Regular readers will remember my interest in the influence of specific vasopressors on cerebral oxygenation. You can have a look at my postdoc work here and posts related to that topic here, here, here, here and here.
We have just published a new study regarding that issue, this time in diabetics undergoing cardiac surgery. A potential reduction in brain oxygenation following administration of norepinephrine or phenylephrine could elevate the risk of cerebral ischemia in these patients, a clinical population already at risk for the development of vascular cognitive impairments, transient ischemic attack and stroke. Still, we did not know to date the influence of norepinephrine and phenylephrine on cerebral oxygenation measured by near-infrared spectroscopy during cardiopulmonary bypass in diabetics.
Accordingly, we decided to quantify changes in cerebral oxygenation during administration of norepinephrine and phenylephrine during cardiopulmonary bypass in diabetics and non-diabetics (our goal was not to compare the two vasopressors).
To do so, norepinephrine (6 diabetics; 8 non-diabetics) or phenylephrine (8 diabetics; 9 non-diabetics) was administered intravenously to maintain mean arterial pressure above 60 mmHg during cardiopulmonary bypass.
Mean arterial pressure, venous temperature, arterial oxygenation, and cerebral oxygenation were recorded before anesthesia induction (baseline) and continuously during cardiopulmonary bypass.
Interestingly, cerebral oxygenation was lowered to a greater extent in diabetics vs. non-diabetics with the administration of norepinephrine (-14±13% vs. 3±12%; p<0.05), and tended to be lowered to a greater extent in diabetics vs. non-diabetics with the administration of phenylephrine [-12±8% vs. -6±7%; p=0.1] during cardiopulmonary bypass.
Basically, the results of our study suggest that administration of norepinephrine to restore mean arterial pressure during cardiopulmonary bypass is associated with a reduction in cerebral oxygenation (measured by near-infrared spectroscopy) in diabetics but not in non-diabetics.
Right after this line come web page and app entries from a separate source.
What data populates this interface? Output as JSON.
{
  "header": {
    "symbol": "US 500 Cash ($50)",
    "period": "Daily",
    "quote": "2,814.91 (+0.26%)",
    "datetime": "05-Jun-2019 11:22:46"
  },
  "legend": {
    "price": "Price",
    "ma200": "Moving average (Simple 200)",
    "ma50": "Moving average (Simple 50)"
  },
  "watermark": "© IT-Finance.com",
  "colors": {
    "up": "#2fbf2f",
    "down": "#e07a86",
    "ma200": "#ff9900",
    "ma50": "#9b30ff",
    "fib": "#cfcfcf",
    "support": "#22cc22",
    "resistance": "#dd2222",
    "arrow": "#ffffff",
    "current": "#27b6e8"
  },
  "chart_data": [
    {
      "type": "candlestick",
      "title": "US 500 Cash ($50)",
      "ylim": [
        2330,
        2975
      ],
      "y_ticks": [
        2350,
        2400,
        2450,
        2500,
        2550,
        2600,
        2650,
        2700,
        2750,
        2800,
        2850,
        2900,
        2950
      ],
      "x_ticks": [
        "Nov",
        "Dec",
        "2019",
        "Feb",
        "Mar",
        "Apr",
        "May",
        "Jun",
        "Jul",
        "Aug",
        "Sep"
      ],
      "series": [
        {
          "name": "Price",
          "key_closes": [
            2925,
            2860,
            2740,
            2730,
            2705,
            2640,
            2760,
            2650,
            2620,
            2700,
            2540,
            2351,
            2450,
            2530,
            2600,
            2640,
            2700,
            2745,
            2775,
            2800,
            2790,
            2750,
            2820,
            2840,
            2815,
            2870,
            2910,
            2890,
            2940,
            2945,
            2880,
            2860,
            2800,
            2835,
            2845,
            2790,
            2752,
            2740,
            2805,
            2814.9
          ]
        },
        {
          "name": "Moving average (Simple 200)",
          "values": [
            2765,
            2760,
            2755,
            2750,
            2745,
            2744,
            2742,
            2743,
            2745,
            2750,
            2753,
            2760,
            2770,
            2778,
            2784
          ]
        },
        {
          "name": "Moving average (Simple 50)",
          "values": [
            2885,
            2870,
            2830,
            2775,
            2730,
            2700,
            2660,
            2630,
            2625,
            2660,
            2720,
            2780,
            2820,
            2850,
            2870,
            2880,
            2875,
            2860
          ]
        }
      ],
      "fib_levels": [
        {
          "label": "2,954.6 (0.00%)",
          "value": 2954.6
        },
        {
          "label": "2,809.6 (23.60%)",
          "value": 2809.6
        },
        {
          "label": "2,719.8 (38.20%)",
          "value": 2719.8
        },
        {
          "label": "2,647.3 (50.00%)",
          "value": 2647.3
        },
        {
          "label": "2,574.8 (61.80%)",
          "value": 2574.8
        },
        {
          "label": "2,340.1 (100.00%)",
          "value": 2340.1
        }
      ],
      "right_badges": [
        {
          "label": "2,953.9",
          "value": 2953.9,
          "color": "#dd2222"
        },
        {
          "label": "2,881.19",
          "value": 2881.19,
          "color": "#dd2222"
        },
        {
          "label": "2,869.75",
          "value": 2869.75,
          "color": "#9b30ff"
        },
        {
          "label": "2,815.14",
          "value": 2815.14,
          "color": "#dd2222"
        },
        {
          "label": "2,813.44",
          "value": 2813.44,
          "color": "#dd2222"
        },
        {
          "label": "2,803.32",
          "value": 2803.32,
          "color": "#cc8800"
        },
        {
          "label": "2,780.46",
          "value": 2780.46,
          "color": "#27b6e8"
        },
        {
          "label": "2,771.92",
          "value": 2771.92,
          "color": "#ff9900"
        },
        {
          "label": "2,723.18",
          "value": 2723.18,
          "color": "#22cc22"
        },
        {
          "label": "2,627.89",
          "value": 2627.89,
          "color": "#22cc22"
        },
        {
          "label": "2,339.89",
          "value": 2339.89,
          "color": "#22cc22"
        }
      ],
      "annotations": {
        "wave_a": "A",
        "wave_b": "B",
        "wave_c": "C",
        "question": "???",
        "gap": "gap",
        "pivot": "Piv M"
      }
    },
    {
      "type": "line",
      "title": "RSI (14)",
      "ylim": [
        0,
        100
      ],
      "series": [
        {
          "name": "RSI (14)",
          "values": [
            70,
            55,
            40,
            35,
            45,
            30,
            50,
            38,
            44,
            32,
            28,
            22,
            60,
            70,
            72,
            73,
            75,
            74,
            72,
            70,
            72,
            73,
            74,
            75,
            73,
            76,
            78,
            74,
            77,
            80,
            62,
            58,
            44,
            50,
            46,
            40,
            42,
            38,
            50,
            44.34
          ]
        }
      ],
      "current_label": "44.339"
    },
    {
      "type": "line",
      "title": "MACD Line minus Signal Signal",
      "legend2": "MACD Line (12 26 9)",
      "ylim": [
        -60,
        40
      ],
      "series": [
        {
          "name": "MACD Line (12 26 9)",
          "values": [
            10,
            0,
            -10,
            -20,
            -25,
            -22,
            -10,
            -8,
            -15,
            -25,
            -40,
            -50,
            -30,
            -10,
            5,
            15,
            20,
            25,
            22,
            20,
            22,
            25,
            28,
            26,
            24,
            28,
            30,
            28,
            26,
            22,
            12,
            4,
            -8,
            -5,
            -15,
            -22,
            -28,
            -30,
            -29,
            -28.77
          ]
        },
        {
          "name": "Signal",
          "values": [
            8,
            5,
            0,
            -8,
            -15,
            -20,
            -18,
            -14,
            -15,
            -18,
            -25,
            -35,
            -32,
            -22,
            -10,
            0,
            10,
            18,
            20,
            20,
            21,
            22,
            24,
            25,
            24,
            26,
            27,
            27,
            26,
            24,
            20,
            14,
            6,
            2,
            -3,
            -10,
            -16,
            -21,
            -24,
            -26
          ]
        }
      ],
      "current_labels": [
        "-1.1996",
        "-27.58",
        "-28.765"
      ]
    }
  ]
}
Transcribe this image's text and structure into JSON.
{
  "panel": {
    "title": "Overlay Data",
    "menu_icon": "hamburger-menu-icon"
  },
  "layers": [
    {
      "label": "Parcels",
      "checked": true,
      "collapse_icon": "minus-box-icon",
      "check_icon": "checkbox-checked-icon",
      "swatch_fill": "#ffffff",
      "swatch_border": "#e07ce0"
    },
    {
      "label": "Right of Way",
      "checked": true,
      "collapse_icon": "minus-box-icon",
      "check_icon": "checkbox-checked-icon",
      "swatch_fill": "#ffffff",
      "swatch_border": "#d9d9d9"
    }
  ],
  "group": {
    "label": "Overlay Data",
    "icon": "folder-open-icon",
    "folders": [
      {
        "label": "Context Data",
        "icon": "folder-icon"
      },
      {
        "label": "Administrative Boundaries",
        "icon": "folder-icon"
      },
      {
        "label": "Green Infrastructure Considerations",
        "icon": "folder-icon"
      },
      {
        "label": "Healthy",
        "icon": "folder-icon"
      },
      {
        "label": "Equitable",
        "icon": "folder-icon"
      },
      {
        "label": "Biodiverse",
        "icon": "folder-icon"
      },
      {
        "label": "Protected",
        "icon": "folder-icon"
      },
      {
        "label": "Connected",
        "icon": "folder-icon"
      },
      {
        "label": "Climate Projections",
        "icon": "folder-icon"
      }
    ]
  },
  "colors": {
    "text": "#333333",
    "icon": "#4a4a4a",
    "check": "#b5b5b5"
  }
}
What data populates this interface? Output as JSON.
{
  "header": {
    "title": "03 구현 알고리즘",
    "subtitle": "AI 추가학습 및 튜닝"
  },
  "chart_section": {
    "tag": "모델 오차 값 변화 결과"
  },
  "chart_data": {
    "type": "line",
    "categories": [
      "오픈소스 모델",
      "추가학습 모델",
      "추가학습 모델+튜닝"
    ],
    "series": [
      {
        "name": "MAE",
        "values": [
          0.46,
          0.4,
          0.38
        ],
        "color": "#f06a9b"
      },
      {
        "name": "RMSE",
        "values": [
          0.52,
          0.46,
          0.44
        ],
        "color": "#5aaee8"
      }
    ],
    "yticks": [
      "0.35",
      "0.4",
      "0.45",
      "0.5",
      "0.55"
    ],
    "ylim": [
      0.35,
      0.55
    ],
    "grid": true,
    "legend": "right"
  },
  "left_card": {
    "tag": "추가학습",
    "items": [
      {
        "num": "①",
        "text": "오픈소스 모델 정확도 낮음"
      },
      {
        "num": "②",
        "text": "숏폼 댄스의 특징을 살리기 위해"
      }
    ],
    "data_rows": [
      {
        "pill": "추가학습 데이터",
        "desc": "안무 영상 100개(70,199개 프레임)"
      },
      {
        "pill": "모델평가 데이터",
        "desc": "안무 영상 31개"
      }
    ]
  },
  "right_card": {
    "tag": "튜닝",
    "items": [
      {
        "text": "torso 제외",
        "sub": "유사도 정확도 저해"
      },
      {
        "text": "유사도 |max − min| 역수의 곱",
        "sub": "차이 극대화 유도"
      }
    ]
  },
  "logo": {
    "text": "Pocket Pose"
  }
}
Administration of phenylephrine is associated with a trend towards a greater reduction in cerebral oxygenation in diabetics compared to non-diabetics.
Although these findings are really interesting, we have highlighted some issues in our discussion:
1) Further studies are necessary in order to support our findings while strictly controlling for potential confounders;
2) Further studies are necessary in order to investigate which mechanism is responsible for the reduction in cerebral oxygenation during cardiopulmonary bypass with the utilization of norepinephrine and phenylephrine in these patients;
3) The small number of subjects precludes the generalization of these findings to the whole population of diabetics undergoing cardiac surgery;
4) 60 mmHg is not necessarily the lower limit of cerebral autoregulation for all patients undergoing cardiac surgery. Accordingly, maintaining mean arterial pressure at 60 mmHg represents a potential limitation of this study, since brain blood flow could be (or not) autoregulated at this mean arterial pressure in these patients;
5) The lowering in cerebral oxygenation, measured by near-infrared spectrocopy, following administration of norepinephrine, could partly be explained by changes in skin blood flow.
Brassard P, Pelletier C, Martin M, Gagné N, Poirier P, Ainslie PN, Caouette M, Bussières JS. Influence of norepinephrine and phenylephrine on frontal lobe oxygenation during cardiopulmonary bypass in patients with diabetes. J Cardiothorac Vasc Anesth. 2013 Dec 17. pii: S1053-0770(13)00513-2. doi: 10.1053/j.jvca.2013.09.006. [Epub ahead of print]